Born in 1933 or 1937 – accounts vary, but the liner notes to this double CD collection quote the former date – Kouyaté was the scion of a well-known family of musicians and storytellers that trace their heritage back to Balla Fasséké Kouyaté, the first great jeli (artist) of the Manding kingdom.
Yet this music reverberates with a modernity that effortlessly spans the decades. On one of the CDs we have 14 tracks that Kouyaté recorded with the Ensemble National ‘Djoliba’ and Keletigui et ses Tambourinis, and on the other nine tracks with the Trio de Musique Traditionelle Africaine.
It is music that dates from a time when, under the patronage of Guinea’s first independent head of state, Ahmed Sékou Touré, national ensembles were created to cement national identity and pride.

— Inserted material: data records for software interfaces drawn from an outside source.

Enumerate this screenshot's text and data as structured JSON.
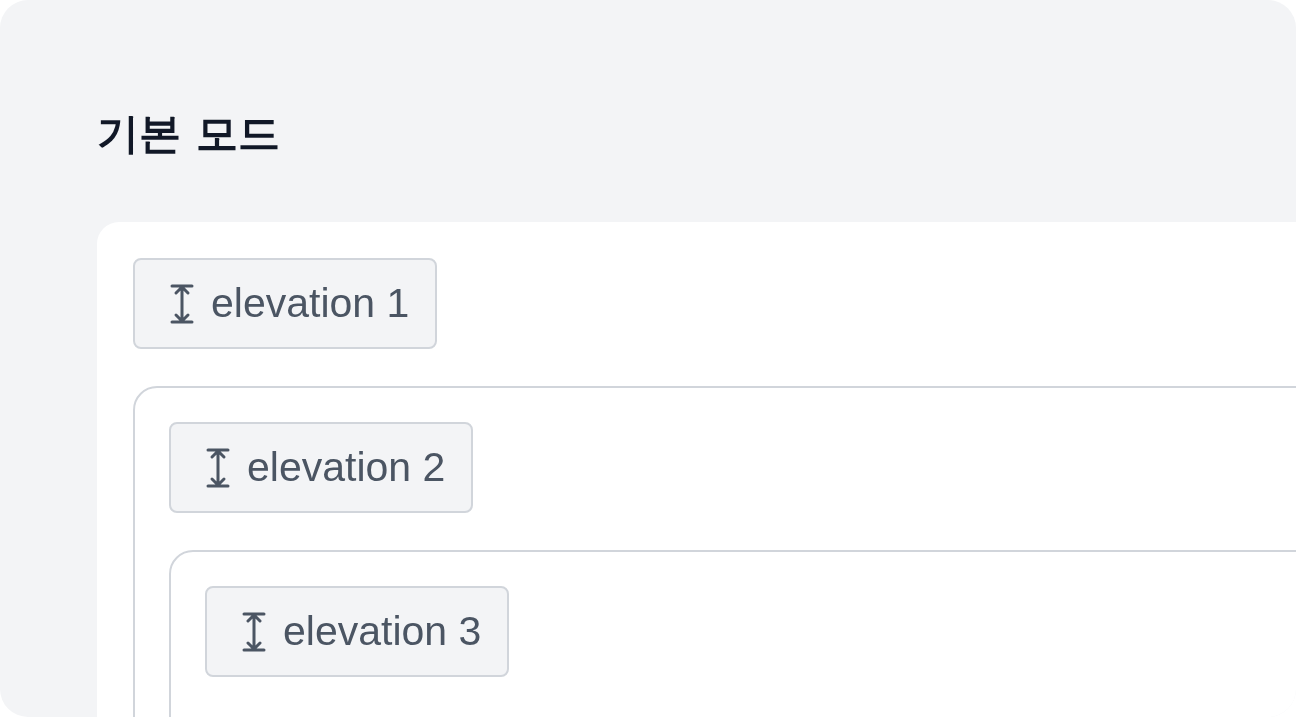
{
  "title": "기본 모드",
  "levels": [
    {
      "label": "elevation 1",
      "children": [
        {
          "label": "elevation 2",
          "children": [
            {
              "label": "elevation 3"
            }
          ]
        }
      ]
    }
  ]
}
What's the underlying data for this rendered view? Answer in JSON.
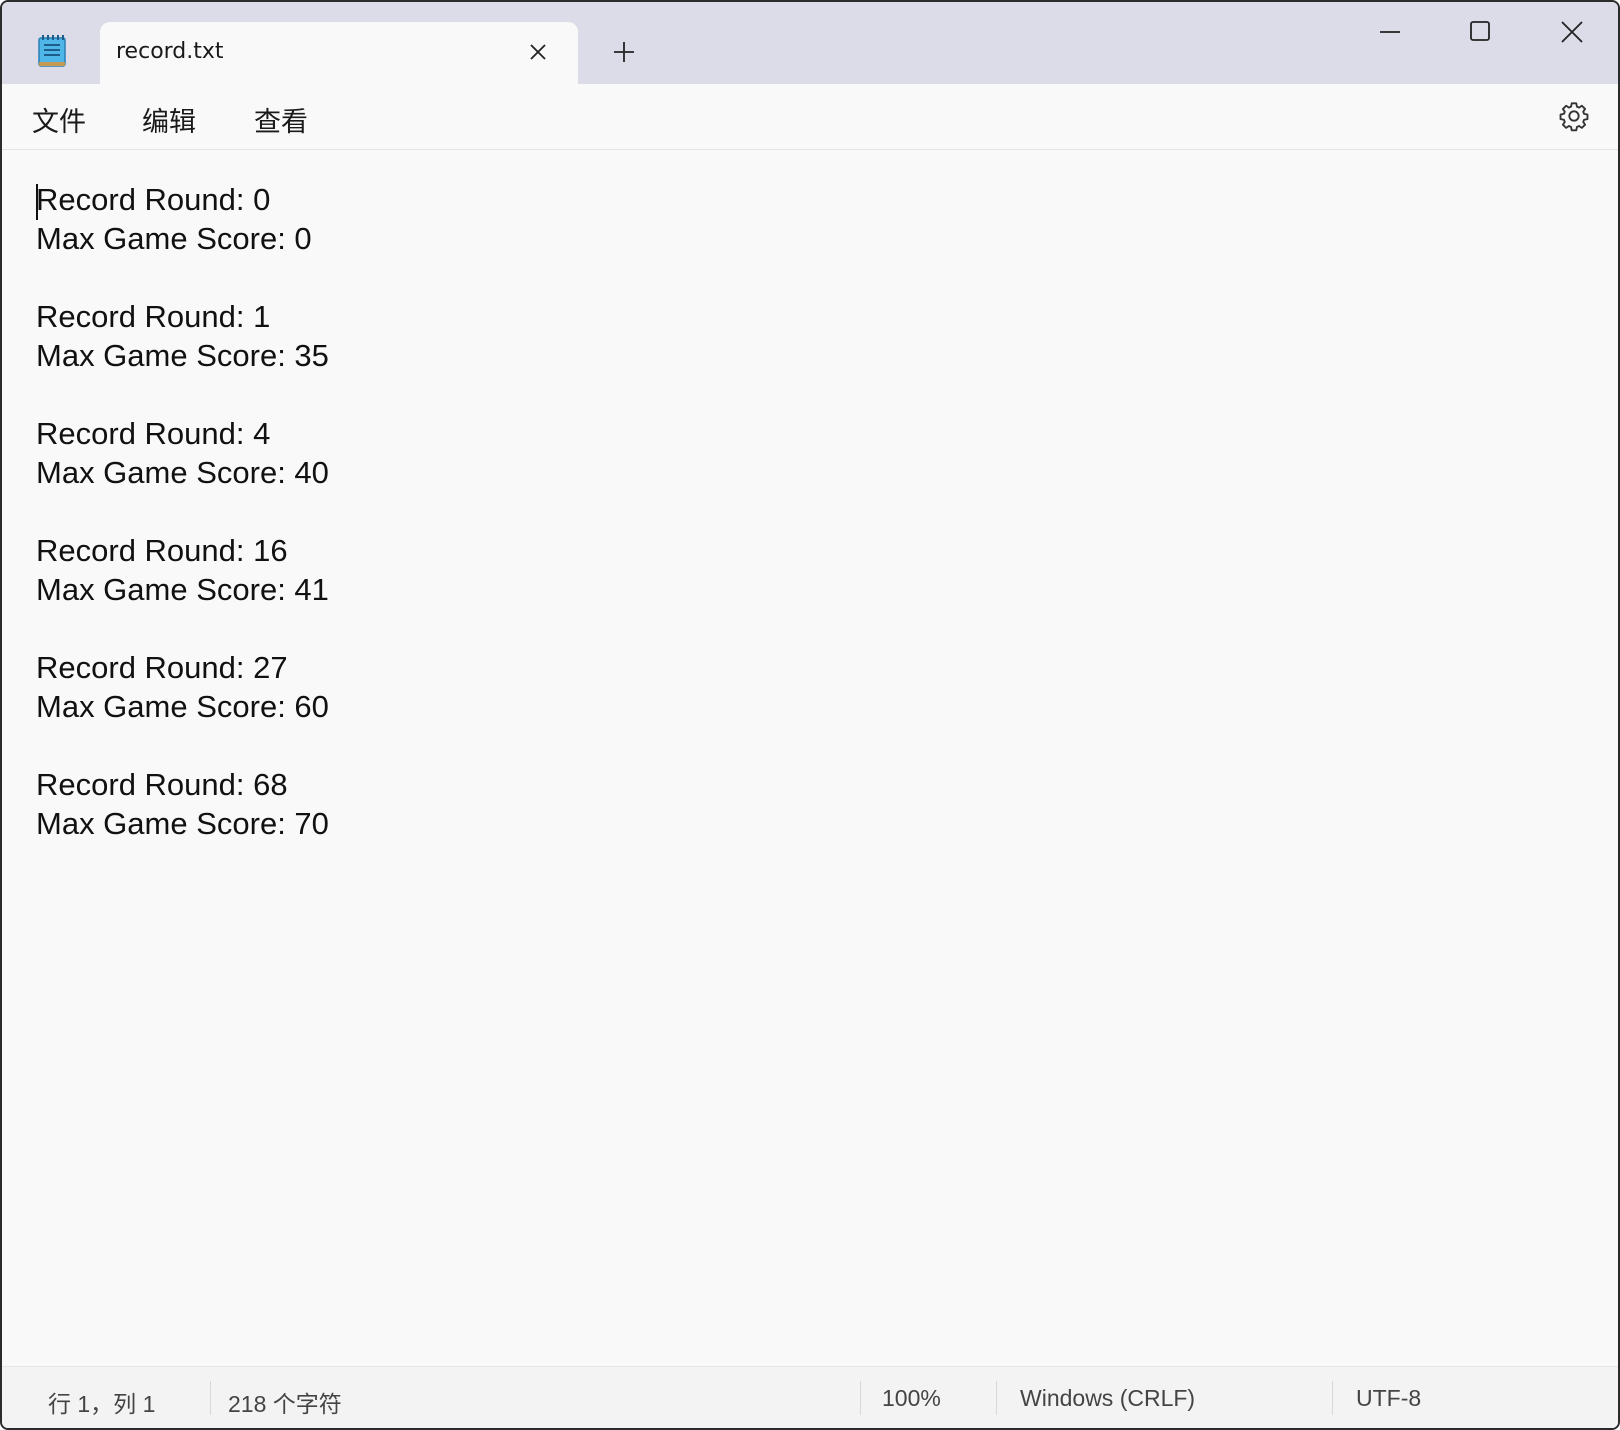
{
  "window": {
    "tab_title": "record.txt"
  },
  "menu": {
    "file": "文件",
    "edit": "编辑",
    "view": "查看"
  },
  "editor": {
    "content": "Record Round: 0\nMax Game Score: 0\n\nRecord Round: 1\nMax Game Score: 35\n\nRecord Round: 4\nMax Game Score: 40\n\nRecord Round: 16\nMax Game Score: 41\n\nRecord Round: 27\nMax Game Score: 60\n\nRecord Round: 68\nMax Game Score: 70"
  },
  "status": {
    "position": "行 1，列 1",
    "chars": "218 个字符",
    "zoom": "100%",
    "line_ending": "Windows (CRLF)",
    "encoding": "UTF-8"
  },
  "icons": {
    "app": "notepad-icon",
    "tab_close": "close-icon",
    "new_tab": "plus-icon",
    "minimize": "minimize-icon",
    "maximize": "maximize-icon",
    "close": "close-icon",
    "settings": "gear-icon"
  },
  "colors": {
    "titlebar": "#dcdce9",
    "background": "#f9f9f9",
    "statusbar": "#f3f3f3"
  }
}
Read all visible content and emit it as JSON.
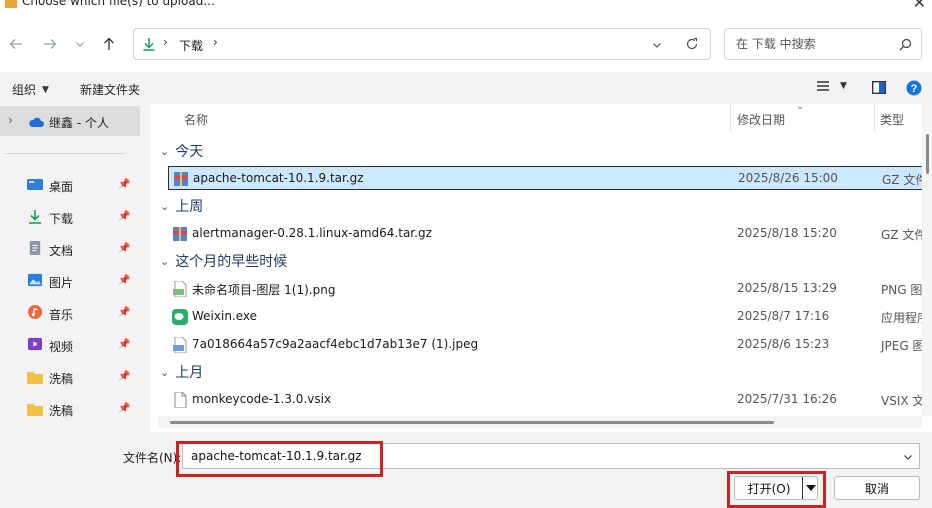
{
  "window": {
    "title": "Choose which file(s) to upload..."
  },
  "nav": {
    "back_icon": "arrow-left-icon",
    "forward_icon": "arrow-right-icon",
    "recent_icon": "chevron-down-icon",
    "up_icon": "arrow-up-icon",
    "address": {
      "crumb": "下载"
    },
    "search_placeholder": "在 下载 中搜索"
  },
  "toolbar": {
    "organize_label": "组织",
    "new_folder_label": "新建文件夹"
  },
  "sidebar": {
    "top_item": "继鑫 - 个人",
    "items": [
      {
        "label": "桌面",
        "icon": "desktop-icon"
      },
      {
        "label": "下载",
        "icon": "download-icon"
      },
      {
        "label": "文档",
        "icon": "document-icon"
      },
      {
        "label": "图片",
        "icon": "pictures-icon"
      },
      {
        "label": "音乐",
        "icon": "music-icon"
      },
      {
        "label": "视频",
        "icon": "video-icon"
      },
      {
        "label": "洗稿",
        "icon": "folder-icon"
      },
      {
        "label": "洗稿",
        "icon": "folder-icon"
      }
    ]
  },
  "columns": {
    "name": "名称",
    "date": "修改日期",
    "type": "类型"
  },
  "groups": [
    {
      "label": "今天",
      "files": [
        {
          "name": "apache-tomcat-10.1.9.tar.gz",
          "date": "2025/8/26 15:00",
          "type": "GZ 文件",
          "icon": "archive-icon",
          "selected": true
        }
      ]
    },
    {
      "label": "上周",
      "files": [
        {
          "name": "alertmanager-0.28.1.linux-amd64.tar.gz",
          "date": "2025/8/18 15:20",
          "type": "GZ 文件",
          "icon": "archive-icon"
        }
      ]
    },
    {
      "label": "这个月的早些时候",
      "files": [
        {
          "name": "未命名项目-图层 1(1).png",
          "date": "2025/8/15 13:29",
          "type": "PNG 图",
          "icon": "image-icon"
        },
        {
          "name": "Weixin.exe",
          "date": "2025/8/7 17:16",
          "type": "应用程序",
          "icon": "wechat-icon"
        },
        {
          "name": "7a018664a57c9a2aacf4ebc1d7ab13e7 (1).jpeg",
          "date": "2025/8/6 15:23",
          "type": "JPEG 图",
          "icon": "image-icon"
        }
      ]
    },
    {
      "label": "上月",
      "files": [
        {
          "name": "monkeycode-1.3.0.vsix",
          "date": "2025/7/31 16:26",
          "type": "VSIX 文",
          "icon": "file-icon"
        }
      ]
    }
  ],
  "bottom": {
    "filename_label": "文件名(N):",
    "filename_value": "apache-tomcat-10.1.9.tar.gz",
    "open_label": "打开(O)",
    "cancel_label": "取消"
  },
  "colors": {
    "accent": "#0078d4",
    "selection": "#cce8ff",
    "highlight_red": "#d02020"
  }
}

Undeniably, Touré was later to become a brutal, repressive autocrat, but during the early heady days of independence he followed policies that can only be described as inspired. He had infuriated the old colonial power, France, by refusing to join the CFA monetary zone at independence.
France, for its part, reacted with a petty (and not so petty) vindictiveness towards Touré’s administration, purposely doing its utmost to sabotage the fledgling economy of this small West African nation that had little in the way of an economy in the first place.

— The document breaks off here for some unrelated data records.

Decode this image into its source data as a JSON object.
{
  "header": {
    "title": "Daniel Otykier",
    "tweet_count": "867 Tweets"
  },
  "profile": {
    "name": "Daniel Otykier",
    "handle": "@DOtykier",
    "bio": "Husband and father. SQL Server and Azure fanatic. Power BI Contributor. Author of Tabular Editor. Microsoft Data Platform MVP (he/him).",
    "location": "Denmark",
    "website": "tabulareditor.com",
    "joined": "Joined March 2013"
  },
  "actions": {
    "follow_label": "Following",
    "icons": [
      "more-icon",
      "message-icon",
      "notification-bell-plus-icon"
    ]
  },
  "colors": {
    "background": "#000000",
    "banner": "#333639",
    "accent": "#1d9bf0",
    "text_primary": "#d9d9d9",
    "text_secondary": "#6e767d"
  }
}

In the face of this hostility, Touré would not concede one centimetre. Instead he determined that he needed to unify the country under his leadership and one of his policies was to promote the establishment of regional and national musical ensembles, big bands whose members were, to all intents and purposes, salaried civil servants.
Timeless traditional melodies

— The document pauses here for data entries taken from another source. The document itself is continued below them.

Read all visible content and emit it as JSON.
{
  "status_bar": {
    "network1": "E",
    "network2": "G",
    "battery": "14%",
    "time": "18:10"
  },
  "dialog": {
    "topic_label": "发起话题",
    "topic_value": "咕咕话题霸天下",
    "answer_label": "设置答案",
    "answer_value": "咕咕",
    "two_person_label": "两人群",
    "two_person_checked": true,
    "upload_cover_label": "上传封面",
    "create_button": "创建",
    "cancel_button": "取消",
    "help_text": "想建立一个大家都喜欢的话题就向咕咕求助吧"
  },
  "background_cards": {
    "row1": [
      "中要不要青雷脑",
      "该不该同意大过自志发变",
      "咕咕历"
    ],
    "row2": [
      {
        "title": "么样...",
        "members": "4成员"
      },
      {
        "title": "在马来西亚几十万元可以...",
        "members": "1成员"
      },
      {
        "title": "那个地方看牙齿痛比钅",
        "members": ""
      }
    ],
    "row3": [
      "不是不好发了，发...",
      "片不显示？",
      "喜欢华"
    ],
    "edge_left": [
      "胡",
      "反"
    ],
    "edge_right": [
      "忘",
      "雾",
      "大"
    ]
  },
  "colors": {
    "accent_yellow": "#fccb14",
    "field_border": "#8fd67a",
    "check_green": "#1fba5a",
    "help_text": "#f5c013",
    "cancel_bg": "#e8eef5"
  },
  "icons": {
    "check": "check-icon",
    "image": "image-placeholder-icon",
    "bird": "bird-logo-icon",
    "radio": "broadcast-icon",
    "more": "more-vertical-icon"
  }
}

Even the instruments they played were supplied by the state, and their repertoires were drawn from timeless, traditional Manding melodies, but reinterpreted for modern instrumentation such as amplified guitars and brass instruments. Perhaps the most famous of these ensembles was Les Ballets Africains founded by the Guinean intellectual Keita Fodéba, which went on to earn great international acclaim.
Even before independence, Kouyaté was forming and playing with traditional ensembles. His friends recommended him to Fodéba and he joined the ensemble for a time before embarking on an ambitious, triumphant international tour in 1956 that took him to France and most of Europe (West and East) as well as the USSR, US and China.
When he finally returned to Africa he again toured, covering much of West Africa. Then independence came, and in a move that might be considered ‘national service’, he immediately rejoined Les Ballets Africains, which served the new nation as musical ambassadors, touring the US and Europe to huge acclaim.
But these recordings date from a later period, probably the early 1970s (the liner notes do not provide recording dates), a time when Kouyaté was touring Africa extensively, from Côte d’Ivoire to Tanzania, until in 1961 Sekou Touré placed the Ensemble Instrumental et Choral de la Voix de la Révolution under Kouyaté’s leadership. It represented Guinea at various world festivals, and one performance was even credited with reconciling Mali’s and Upper Volta’s (Burkina Faso) two presidents who were at loggerheads with each other.
Tragically, it was after a performance by Ensemble Instrumental et Choral de la Voix de la Révolution and returning by road to Conakry that Kouyaté died, probably of a heart attack. This CD is a testament to this extraordinary musician.